ASSIGNED TASK -
Every line of the data should be retyped with no difference from the original.

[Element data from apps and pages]
______________________________
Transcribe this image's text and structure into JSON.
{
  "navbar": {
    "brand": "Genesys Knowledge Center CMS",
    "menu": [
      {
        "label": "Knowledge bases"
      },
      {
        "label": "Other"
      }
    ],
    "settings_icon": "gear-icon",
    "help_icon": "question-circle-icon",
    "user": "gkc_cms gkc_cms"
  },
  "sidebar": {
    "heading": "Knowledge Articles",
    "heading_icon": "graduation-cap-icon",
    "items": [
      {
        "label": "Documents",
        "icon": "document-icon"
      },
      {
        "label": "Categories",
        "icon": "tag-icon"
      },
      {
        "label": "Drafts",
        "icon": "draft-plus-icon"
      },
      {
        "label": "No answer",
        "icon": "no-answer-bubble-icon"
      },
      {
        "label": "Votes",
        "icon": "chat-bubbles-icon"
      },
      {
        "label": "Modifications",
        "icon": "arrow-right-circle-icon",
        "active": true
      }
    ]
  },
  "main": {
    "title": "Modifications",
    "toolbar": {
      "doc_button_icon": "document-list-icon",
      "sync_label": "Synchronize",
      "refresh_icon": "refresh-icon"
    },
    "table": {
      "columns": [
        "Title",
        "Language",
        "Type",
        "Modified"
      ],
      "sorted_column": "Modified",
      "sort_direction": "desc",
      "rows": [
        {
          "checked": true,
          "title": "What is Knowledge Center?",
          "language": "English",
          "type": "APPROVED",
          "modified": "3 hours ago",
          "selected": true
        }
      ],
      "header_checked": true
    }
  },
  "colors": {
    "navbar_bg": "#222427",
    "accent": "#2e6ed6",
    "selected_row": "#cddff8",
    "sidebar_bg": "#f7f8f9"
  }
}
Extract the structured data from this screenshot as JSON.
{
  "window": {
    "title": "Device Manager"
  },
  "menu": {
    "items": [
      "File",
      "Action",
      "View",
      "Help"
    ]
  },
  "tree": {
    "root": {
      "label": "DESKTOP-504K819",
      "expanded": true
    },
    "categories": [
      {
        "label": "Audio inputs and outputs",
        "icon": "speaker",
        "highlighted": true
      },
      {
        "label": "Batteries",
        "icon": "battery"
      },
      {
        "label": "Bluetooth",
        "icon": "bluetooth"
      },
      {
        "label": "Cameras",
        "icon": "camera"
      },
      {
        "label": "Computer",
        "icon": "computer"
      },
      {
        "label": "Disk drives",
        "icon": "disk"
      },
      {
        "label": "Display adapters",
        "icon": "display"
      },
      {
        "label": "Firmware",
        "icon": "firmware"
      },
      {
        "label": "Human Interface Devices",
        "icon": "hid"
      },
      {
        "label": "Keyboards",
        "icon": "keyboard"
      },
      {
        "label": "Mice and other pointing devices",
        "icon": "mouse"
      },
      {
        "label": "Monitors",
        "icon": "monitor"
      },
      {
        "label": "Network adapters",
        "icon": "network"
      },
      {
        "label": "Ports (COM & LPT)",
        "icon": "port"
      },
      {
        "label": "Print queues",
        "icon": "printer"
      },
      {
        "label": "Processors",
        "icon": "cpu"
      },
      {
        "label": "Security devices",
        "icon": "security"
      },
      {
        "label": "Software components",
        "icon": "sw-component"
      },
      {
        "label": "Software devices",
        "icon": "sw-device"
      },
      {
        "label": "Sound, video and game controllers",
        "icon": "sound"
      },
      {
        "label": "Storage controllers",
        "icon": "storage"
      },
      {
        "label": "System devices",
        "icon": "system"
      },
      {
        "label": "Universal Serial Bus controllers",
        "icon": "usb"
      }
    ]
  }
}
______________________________
ANSWER TO THIS PROBLEM -
Transcribe this image's text and structure into JSON.
{
  "navbar": {
    "brand": "Genesys Knowledge Center CMS",
    "menu": [
      {
        "label": "Knowledge bases"
      },
      {
        "label": "Other"
      }
    ],
    "settings_icon": "gear-icon",
    "help_icon": "question-circle-icon",
    "user": "gkc_cms gkc_cms"
  },
  "sidebar": {
    "heading": "Knowledge Articles",
    "heading_icon": "graduation-cap-icon",
    "items": [
      {
        "label": "Documents",
        "icon": "document-icon"
      },
      {
        "label": "Categories",
        "icon": "tag-icon"
      },
      {
        "label": "Drafts",
        "icon": "draft-plus-icon"
      },
      {
        "label": "No answer",
        "icon": "no-answer-bubble-icon"
      },
      {
        "label": "Votes",
        "icon": "chat-bubbles-icon"
      },
      {
        "label": "Modifications",
        "icon": "arrow-right-circle-icon",
        "active": true
      }
    ]
  },
  "main": {
    "title": "Modifications",
    "toolbar": {
      "doc_button_icon": "document-list-icon",
      "sync_label": "Synchronize",
      "refresh_icon": "refresh-icon"
    },
    "table": {
      "columns": [
        "Title",
        "Language",
        "Type",
        "Modified"
      ],
      "sorted_column": "Modified",
      "sort_direction": "desc",
      "rows": [
        {
          "checked": true,
          "title": "What is Knowledge Center?",
          "language": "English",
          "type": "APPROVED",
          "modified": "3 hours ago",
          "selected": true
        }
      ],
      "header_checked": true
    }
  },
  "colors": {
    "navbar_bg": "#222427",
    "accent": "#2e6ed6",
    "selected_row": "#cddff8",
    "sidebar_bg": "#f7f8f9"
  }
}
Extract the structured data from this screenshot as JSON.
{
  "window": {
    "title": "Device Manager"
  },
  "menu": {
    "items": [
      "File",
      "Action",
      "View",
      "Help"
    ]
  },
  "tree": {
    "root": {
      "label": "DESKTOP-504K819",
      "expanded": true
    },
    "categories": [
      {
        "label": "Audio inputs and outputs",
        "icon": "speaker",
        "highlighted": true
      },
      {
        "label": "Batteries",
        "icon": "battery"
      },
      {
        "label": "Bluetooth",
        "icon": "bluetooth"
      },
      {
        "label": "Cameras",
        "icon": "camera"
      },
      {
        "label": "Computer",
        "icon": "computer"
      },
      {
        "label": "Disk drives",
        "icon": "disk"
      },
      {
        "label": "Display adapters",
        "icon": "display"
      },
      {
        "label": "Firmware",
        "icon": "firmware"
      },
      {
        "label": "Human Interface Devices",
        "icon": "hid"
      },
      {
        "label": "Keyboards",
        "icon": "keyboard"
      },
      {
        "label": "Mice and other pointing devices",
        "icon": "mouse"
      },
      {
        "label": "Monitors",
        "icon": "monitor"
      },
      {
        "label": "Network adapters",
        "icon": "network"
      },
      {
        "label": "Ports (COM & LPT)",
        "icon": "port"
      },
      {
        "label": "Print queues",
        "icon": "printer"
      },
      {
        "label": "Processors",
        "icon": "cpu"
      },
      {
        "label": "Security devices",
        "icon": "security"
      },
      {
        "label": "Software components",
        "icon": "sw-component"
      },
      {
        "label": "Software devices",
        "icon": "sw-device"
      },
      {
        "label": "Sound, video and game controllers",
        "icon": "sound"
      },
      {
        "label": "Storage controllers",
        "icon": "storage"
      },
      {
        "label": "System devices",
        "icon": "system"
      },
      {
        "label": "Universal Serial Bus controllers",
        "icon": "usb"
      }
    ]
  }
}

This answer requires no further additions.